◆ Activity
Return all lines of the data in which the string "that" occurs.

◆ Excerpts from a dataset
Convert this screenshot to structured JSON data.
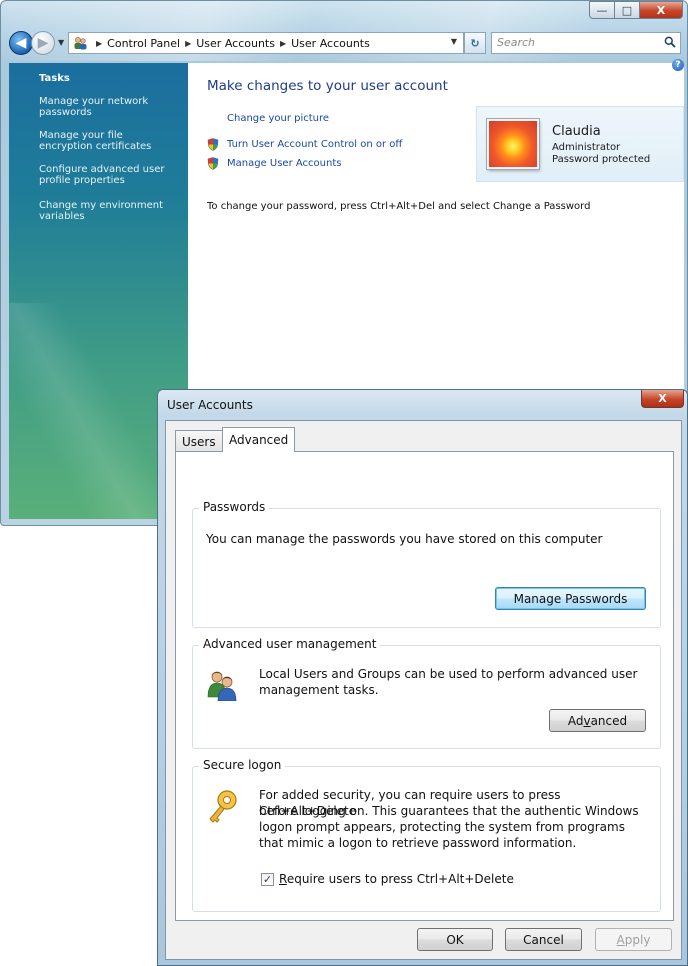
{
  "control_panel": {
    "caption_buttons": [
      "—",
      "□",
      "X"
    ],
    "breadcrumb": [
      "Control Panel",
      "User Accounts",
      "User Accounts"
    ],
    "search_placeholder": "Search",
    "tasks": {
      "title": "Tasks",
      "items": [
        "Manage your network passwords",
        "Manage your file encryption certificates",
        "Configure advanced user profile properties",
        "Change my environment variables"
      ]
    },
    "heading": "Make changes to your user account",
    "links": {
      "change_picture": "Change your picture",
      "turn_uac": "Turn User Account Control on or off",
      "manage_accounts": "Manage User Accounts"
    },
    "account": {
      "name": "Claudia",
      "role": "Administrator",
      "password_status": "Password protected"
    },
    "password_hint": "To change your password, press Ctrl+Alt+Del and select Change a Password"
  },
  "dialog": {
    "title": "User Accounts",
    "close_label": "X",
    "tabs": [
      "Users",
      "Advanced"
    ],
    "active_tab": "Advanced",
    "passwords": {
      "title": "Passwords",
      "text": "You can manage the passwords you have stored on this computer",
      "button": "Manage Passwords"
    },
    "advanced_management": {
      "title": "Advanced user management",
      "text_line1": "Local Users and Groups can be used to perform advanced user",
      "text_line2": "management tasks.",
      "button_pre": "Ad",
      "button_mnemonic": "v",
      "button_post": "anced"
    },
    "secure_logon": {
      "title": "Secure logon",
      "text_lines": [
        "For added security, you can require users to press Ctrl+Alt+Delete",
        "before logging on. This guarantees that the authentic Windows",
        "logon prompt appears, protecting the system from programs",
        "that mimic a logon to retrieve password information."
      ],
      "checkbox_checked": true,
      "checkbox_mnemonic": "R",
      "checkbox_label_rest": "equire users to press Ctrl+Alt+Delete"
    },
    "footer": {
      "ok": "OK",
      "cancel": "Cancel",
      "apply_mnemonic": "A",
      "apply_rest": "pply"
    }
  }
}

◆ Solution for this problem
        "before logging on. This guarantees that the authentic Windows",
        "that mimic a logon to retrieve password information."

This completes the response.